Palin, speaking to a group of reporters who had tagged along with her during her ongoing "One Nation" bus trip after it arrived in Gettysburg said she was not on the trip as part of any proto-campaign but seeking to illuminate Americans' knowledge of the country.
Asked if she were to run, would the campaign be different, she said "it would definitely be unconventional and non-traditional, yes, knowing us. It would have to be."
Asked if she would consider running, Palin, wearing a long-sleeve T-shirt, sunglasses and a sun visor, said she did not know, right now.
"I don't know, I honestly don't know," she said.
"It's still a matter of looking at the field," she said, adding that "the field is not set yet."
Palin arrived in Gettysburg on Monday but her planned presence drew hundreds of people to the military park hoping to see her, including satellite trucks for broadcasters, local and national, though she never showed.
Jeanne Tull of Selmer, Tenn., was visiting Gettysburg for the weekend and stayed at the monument for nearly seven hours, the Gettysburg Times reported on its website Monday night.

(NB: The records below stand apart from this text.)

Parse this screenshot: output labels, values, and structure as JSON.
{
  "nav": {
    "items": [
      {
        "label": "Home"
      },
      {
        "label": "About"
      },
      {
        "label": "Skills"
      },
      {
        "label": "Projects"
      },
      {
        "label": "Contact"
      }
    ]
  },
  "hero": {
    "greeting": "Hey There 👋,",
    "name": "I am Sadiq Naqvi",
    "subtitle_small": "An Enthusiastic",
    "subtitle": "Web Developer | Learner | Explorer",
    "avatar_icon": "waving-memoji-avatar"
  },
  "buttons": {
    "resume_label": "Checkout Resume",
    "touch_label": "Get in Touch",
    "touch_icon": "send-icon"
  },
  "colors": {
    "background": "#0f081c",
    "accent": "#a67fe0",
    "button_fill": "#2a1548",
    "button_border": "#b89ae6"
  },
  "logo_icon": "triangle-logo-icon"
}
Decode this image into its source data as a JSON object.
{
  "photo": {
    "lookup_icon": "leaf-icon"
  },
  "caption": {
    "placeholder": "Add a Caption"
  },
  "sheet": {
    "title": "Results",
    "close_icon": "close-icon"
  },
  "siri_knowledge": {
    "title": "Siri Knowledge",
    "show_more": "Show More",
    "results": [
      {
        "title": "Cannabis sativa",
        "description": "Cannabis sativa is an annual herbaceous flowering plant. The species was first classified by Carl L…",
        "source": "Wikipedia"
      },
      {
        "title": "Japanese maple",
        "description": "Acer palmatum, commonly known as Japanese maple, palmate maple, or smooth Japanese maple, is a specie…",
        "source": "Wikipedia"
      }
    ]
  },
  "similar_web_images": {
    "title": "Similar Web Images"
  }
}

"A lot of them (people waiting for Palin) have been here all day, and some of them left and came back," Tull told the newspaper, adding she supported Palin because of "Christian morals."
Later Monday, Palin drew a small crowd of admirers and some reporters at a hotel in the city where she greeted supporters and fans and posed for pictures while answering questions about the 2012 race.
"There truly is a lot to consider before you throw yourself out there in the name of public service," Palin said about any political run.